The movie shifts gears from second to fifth going from the second act to the third. Our characters are clearly defined by this point. Their motivations may be insane, but Agnes and Peter are at least somewhat sympathetic characters which makes it so difficult to watch them come apart at the seams. The final thirty minutes are some of the most intense that I can think of from recent memory. The sickening blue light of the scenery ratchets the insanity factor through the roof and what was once claustrophobic and dirty now feels even smaller since tin foil covers every surface.
Bug is actually based on a 1996 play by playwright Tracy Letts and it feels very much that way. Characters are few and much of the action is intense scenes of dialog only during the last third of the movie does anything happen that is in line with typical items of a horror movie plot but make no mistake, Bug is as unsettling as they come. There is nothing more alarming than watching someone lose their mind. You’re inserted into their world and left with nothing tieing you to reality.

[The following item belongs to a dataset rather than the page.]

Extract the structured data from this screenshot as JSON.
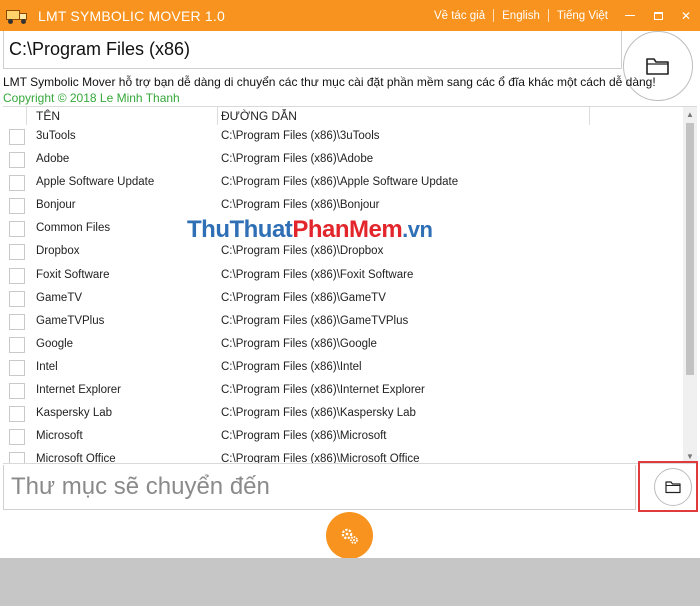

Peter and Agnes accept each other’s mental illness and they detach from the rest of the world with you, the viewer, in tow. The movie deliberately hits you with these moments that cause you to wonder just what the fuck is going on. Peter and Agnes are occasionally threatened by the deafening sound of government helicopters and the bright lights shining into their home. Dr. Sweet suddenly takes a couple of hits off of Agnes’ water pipe and starts talking about the conspiracy as though he were really a part of it. He even knows things about her that he shouldn’t, though the rational mind will remind you that either R.C. or Jerry could have told him about Lloyd, the missing child.
Even though it fared well in the summer box office, squaring off against much more friendly material like Shrek 3, Pirates 3 and Spiderman 3, I still don’t hear many people talking about it. Bug is destined to wind up pure cult down the road as many people rediscover and re-evaluate it on DVD. It is pure crazy and a brand of frightening that shouldn’t surprise you coming as it does from the director of one of the world’s scariest pictures, The Exorcist. Given how deeply I was shaken by this unconventional horror movie, I hope Friedkin brings the scary more often. The world needs more movies like this.